Explain how you would bring back profits from your business back to Australia and briefly discuss the tax implication (both China and Australia) on your profit, if any.
One of the best ways to learn the broad concepts presented in this course is to put yourself in the position of an MNC manager or board member and apply the concepts to financial decisions. Although board members normally do not make the decisions discussed here, they must have the conceptual skills to monitor the policies that are implemented by the MNC’s managers. Thus, they must frequently consider what they would do if they were making the managerial decisions or setting corporate policies.
This exercise is based on a business that you could easily create: a business that teaches individuals in a non-Australian country to speak English. Although this business is very basic, it still requires the same types of decisions faced by large MNCs.
Assume that you live in Australia and invest A$60,000 to establish a language school called Bell Beijing in Beijing, China. You set up a small subsidiary in China with an office and an attached classroom that you lease. You hire local individuals who can speak English and teach it to others. Your school offers two types of courses: a one-month structured course in English and a one-week intensive course for individuals who already know English but want to improve their skills before visiting Australia. You advertise both types of teaching services in local newspapers.
All revenue and expenses associated with your business are denominated in Chinese yuan. Your subsidiary sends most of the profits from the business in China to you at the end of each month. Although your expenses are fairly stable, your revenue varies with the number of clients who sign up for the courses in China.
Questions for Week 4 Presentation

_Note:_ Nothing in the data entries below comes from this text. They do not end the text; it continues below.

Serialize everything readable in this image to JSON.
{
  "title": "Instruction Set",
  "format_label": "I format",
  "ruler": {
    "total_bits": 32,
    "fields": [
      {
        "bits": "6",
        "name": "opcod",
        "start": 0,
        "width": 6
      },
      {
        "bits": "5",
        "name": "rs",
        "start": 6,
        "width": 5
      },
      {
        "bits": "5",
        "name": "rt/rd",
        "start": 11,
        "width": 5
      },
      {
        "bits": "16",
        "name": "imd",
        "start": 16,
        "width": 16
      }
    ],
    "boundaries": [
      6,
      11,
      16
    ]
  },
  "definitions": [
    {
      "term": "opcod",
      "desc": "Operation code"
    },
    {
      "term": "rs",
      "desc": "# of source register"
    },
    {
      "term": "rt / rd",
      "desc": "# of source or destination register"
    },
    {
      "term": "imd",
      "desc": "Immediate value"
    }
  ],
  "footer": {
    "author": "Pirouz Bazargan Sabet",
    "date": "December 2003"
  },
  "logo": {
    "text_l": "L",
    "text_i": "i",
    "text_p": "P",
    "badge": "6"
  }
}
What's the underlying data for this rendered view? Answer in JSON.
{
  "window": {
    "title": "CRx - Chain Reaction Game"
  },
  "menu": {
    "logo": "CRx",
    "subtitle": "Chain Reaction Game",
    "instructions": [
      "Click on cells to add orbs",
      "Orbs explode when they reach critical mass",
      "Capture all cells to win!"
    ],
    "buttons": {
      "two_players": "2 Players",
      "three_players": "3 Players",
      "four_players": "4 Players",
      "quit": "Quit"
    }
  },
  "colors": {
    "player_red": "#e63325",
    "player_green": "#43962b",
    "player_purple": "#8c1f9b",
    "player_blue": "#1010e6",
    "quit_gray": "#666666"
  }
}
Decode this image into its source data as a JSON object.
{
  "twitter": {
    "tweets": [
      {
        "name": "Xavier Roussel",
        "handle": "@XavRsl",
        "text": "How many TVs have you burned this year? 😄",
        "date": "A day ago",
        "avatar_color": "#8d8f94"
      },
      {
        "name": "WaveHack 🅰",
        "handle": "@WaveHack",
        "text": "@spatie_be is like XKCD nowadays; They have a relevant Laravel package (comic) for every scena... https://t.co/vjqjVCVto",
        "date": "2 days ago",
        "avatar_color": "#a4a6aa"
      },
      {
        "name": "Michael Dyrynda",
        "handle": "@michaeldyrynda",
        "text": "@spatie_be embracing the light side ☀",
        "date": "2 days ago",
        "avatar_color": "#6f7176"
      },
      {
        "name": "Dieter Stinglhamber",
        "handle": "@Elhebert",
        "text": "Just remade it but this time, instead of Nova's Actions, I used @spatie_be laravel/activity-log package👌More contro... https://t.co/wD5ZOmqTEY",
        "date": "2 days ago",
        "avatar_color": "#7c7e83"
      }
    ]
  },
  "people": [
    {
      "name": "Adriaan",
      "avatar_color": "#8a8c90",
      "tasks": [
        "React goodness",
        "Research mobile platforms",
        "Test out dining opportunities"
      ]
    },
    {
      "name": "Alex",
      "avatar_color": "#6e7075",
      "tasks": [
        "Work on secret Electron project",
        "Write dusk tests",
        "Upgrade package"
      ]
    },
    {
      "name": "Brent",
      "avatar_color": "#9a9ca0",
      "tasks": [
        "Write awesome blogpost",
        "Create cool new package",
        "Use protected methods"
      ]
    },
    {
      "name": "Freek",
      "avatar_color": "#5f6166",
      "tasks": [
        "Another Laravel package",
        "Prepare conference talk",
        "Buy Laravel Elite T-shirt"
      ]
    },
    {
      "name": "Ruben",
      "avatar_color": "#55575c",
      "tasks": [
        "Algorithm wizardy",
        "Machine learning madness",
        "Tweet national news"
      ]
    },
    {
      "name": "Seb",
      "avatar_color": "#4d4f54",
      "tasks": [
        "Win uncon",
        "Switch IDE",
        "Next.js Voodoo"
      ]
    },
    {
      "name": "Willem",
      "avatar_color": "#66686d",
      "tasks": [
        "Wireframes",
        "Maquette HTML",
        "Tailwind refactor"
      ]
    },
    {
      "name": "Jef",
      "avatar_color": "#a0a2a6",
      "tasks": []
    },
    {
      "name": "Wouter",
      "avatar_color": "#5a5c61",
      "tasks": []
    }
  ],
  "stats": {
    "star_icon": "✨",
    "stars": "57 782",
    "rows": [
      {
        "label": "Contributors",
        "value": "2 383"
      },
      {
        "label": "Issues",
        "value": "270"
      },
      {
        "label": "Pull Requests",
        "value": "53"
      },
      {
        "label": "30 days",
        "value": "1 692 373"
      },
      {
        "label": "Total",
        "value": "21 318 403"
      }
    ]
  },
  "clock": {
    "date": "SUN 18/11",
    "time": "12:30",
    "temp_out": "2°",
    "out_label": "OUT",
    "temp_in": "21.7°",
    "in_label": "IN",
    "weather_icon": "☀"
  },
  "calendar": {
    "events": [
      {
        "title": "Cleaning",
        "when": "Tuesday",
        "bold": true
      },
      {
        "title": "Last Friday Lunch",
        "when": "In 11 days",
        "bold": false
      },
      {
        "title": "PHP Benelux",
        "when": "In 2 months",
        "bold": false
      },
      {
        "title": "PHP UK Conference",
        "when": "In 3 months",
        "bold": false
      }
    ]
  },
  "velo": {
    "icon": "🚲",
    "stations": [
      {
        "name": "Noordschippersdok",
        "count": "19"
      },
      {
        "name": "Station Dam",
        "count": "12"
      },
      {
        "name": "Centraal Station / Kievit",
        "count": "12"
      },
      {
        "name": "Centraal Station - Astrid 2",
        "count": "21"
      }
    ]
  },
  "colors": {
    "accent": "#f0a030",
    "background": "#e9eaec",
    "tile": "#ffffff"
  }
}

1. Compare and discuss the advantage and disadvantage of the exchange rate systems in place in Australia and China. How does the exchange rate system in China impact your business?
2. Explain how you would bring back profits from your business back to Australia and briefly discuss the tax implication (both China and Australia) on your profit, if any.
3. Assuming that there is a repeat of the Asia Financial Crisis that took place in the late 1990s and currency across Asia is fast depreciating.
A) Explain what is likely to happen to the Chinese Yuan in light of the exchange rate system in place in China. How would the People’s Bank of China (PBC – Central Bank of China) likely react to the crisis and how does this impact your business? Focus your answer solely on the impact of the PBC action on the exchange rate of the Yuan.
B) Given that China is a large importer of commodity products from Australia, how would the Reserve Bank of Australia (RBA) likely to react if the Yuan depreciates significantly? How would this likely to affect the profit from your business in China?
Your business is now growing fast and you are interested to open more tuition centers around other parts of Beijing and even in other Chinese Cities.
4. If you pursue this idea, explain how financial markets could help you finance the growth of your business. Explain which of the financial instruments / market are most accessible to you and what are the most likely options you can consider.
5. Which currency are you likely to raise funding in? Explain what are the advantages and disadvantages of your choice.
6. Assuming that you have decided on raising AUD to fund the growth of your business in China through a local (Australian bank) loan. The bank has expressed concerns that you may have trouble in the future in servicing the loan payments should the Yuan depreciates against the AUD. What contracts or instruments can you enter into with the banks to help mitigate this concern? Explain how such instrument works in the financial market.
7. What are other ways you can grow your business should you encounter problems in raising the necessary capital to fund your expansion? Explain your options and compare and contrast the merits of each options.